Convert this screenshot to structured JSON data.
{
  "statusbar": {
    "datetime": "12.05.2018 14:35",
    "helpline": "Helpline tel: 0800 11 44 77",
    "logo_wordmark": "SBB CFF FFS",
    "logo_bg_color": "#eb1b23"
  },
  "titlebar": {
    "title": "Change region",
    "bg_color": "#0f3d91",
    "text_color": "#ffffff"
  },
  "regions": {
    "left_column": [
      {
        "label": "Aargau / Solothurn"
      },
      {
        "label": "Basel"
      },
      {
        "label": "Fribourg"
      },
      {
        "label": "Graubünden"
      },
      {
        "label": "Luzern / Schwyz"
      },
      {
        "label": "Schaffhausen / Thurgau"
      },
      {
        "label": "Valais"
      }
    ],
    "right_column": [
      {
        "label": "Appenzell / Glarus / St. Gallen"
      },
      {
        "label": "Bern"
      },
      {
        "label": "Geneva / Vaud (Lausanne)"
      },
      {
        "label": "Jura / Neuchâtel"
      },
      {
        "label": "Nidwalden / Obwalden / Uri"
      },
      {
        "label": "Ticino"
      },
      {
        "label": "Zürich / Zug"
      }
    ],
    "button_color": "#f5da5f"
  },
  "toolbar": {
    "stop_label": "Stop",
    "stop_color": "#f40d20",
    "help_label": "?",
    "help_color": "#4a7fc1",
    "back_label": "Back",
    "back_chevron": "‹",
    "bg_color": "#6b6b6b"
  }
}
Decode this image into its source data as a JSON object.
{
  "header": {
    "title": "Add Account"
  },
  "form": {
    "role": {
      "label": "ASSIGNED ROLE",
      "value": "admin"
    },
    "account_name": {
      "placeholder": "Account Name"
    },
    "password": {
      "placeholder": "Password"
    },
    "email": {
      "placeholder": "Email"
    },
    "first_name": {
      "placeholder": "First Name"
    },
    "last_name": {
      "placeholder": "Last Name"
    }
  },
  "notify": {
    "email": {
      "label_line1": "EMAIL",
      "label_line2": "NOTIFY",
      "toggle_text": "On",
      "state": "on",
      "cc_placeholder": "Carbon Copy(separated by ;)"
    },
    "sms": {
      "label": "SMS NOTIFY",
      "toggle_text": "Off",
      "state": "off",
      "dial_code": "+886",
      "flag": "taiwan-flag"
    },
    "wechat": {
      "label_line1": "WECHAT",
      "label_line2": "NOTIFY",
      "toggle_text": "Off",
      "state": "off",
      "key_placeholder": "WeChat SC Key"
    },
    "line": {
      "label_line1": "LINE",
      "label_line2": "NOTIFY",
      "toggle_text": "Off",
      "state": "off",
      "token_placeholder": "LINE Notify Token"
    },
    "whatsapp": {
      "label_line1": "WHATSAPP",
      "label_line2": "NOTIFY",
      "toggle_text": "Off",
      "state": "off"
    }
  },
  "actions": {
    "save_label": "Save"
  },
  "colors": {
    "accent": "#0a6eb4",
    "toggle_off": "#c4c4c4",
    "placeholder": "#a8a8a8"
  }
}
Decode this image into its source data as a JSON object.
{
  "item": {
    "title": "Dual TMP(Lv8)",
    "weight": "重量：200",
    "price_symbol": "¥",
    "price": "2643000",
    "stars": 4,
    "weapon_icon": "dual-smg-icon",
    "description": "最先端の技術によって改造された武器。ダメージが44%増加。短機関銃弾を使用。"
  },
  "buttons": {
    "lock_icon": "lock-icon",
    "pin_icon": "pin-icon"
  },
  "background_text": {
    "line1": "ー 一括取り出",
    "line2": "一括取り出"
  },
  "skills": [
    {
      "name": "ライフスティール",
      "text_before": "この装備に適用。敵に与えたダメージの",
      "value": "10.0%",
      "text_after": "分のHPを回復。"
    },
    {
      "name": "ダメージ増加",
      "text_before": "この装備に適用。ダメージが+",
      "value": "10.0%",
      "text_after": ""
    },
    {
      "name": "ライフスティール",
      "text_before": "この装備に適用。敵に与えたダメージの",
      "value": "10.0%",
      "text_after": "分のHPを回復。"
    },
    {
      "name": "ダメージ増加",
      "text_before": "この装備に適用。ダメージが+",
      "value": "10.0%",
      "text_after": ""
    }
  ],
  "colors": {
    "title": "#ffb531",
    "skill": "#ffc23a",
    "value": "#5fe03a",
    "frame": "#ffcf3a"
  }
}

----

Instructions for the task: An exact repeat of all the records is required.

Output for this task:
Convert this screenshot to structured JSON data.
{
  "statusbar": {
    "datetime": "12.05.2018 14:35",
    "helpline": "Helpline tel: 0800 11 44 77",
    "logo_wordmark": "SBB CFF FFS",
    "logo_bg_color": "#eb1b23"
  },
  "titlebar": {
    "title": "Change region",
    "bg_color": "#0f3d91",
    "text_color": "#ffffff"
  },
  "regions": {
    "left_column": [
      {
        "label": "Aargau / Solothurn"
      },
      {
        "label": "Basel"
      },
      {
        "label": "Fribourg"
      },
      {
        "label": "Graubünden"
      },
      {
        "label": "Luzern / Schwyz"
      },
      {
        "label": "Schaffhausen / Thurgau"
      },
      {
        "label": "Valais"
      }
    ],
    "right_column": [
      {
        "label": "Appenzell / Glarus / St. Gallen"
      },
      {
        "label": "Bern"
      },
      {
        "label": "Geneva / Vaud (Lausanne)"
      },
      {
        "label": "Jura / Neuchâtel"
      },
      {
        "label": "Nidwalden / Obwalden / Uri"
      },
      {
        "label": "Ticino"
      },
      {
        "label": "Zürich / Zug"
      }
    ],
    "button_color": "#f5da5f"
  },
  "toolbar": {
    "stop_label": "Stop",
    "stop_color": "#f40d20",
    "help_label": "?",
    "help_color": "#4a7fc1",
    "back_label": "Back",
    "back_chevron": "‹",
    "bg_color": "#6b6b6b"
  }
}
Decode this image into its source data as a JSON object.
{
  "header": {
    "title": "Add Account"
  },
  "form": {
    "role": {
      "label": "ASSIGNED ROLE",
      "value": "admin"
    },
    "account_name": {
      "placeholder": "Account Name"
    },
    "password": {
      "placeholder": "Password"
    },
    "email": {
      "placeholder": "Email"
    },
    "first_name": {
      "placeholder": "First Name"
    },
    "last_name": {
      "placeholder": "Last Name"
    }
  },
  "notify": {
    "email": {
      "label_line1": "EMAIL",
      "label_line2": "NOTIFY",
      "toggle_text": "On",
      "state": "on",
      "cc_placeholder": "Carbon Copy(separated by ;)"
    },
    "sms": {
      "label": "SMS NOTIFY",
      "toggle_text": "Off",
      "state": "off",
      "dial_code": "+886",
      "flag": "taiwan-flag"
    },
    "wechat": {
      "label_line1": "WECHAT",
      "label_line2": "NOTIFY",
      "toggle_text": "Off",
      "state": "off",
      "key_placeholder": "WeChat SC Key"
    },
    "line": {
      "label_line1": "LINE",
      "label_line2": "NOTIFY",
      "toggle_text": "Off",
      "state": "off",
      "token_placeholder": "LINE Notify Token"
    },
    "whatsapp": {
      "label_line1": "WHATSAPP",
      "label_line2": "NOTIFY",
      "toggle_text": "Off",
      "state": "off"
    }
  },
  "actions": {
    "save_label": "Save"
  },
  "colors": {
    "accent": "#0a6eb4",
    "toggle_off": "#c4c4c4",
    "placeholder": "#a8a8a8"
  }
}
Decode this image into its source data as a JSON object.
{
  "item": {
    "title": "Dual TMP(Lv8)",
    "weight": "重量：200",
    "price_symbol": "¥",
    "price": "2643000",
    "stars": 4,
    "weapon_icon": "dual-smg-icon",
    "description": "最先端の技術によって改造された武器。ダメージが44%増加。短機関銃弾を使用。"
  },
  "buttons": {
    "lock_icon": "lock-icon",
    "pin_icon": "pin-icon"
  },
  "background_text": {
    "line1": "ー 一括取り出",
    "line2": "一括取り出"
  },
  "skills": [
    {
      "name": "ライフスティール",
      "text_before": "この装備に適用。敵に与えたダメージの",
      "value": "10.0%",
      "text_after": "分のHPを回復。"
    },
    {
      "name": "ダメージ増加",
      "text_before": "この装備に適用。ダメージが+",
      "value": "10.0%",
      "text_after": ""
    },
    {
      "name": "ライフスティール",
      "text_before": "この装備に適用。敵に与えたダメージの",
      "value": "10.0%",
      "text_after": "分のHPを回復。"
    },
    {
      "name": "ダメージ増加",
      "text_before": "この装備に適用。ダメージが+",
      "value": "10.0%",
      "text_after": ""
    }
  ],
  "colors": {
    "title": "#ffb531",
    "skill": "#ffc23a",
    "value": "#5fe03a",
    "frame": "#ffcf3a"
  }
}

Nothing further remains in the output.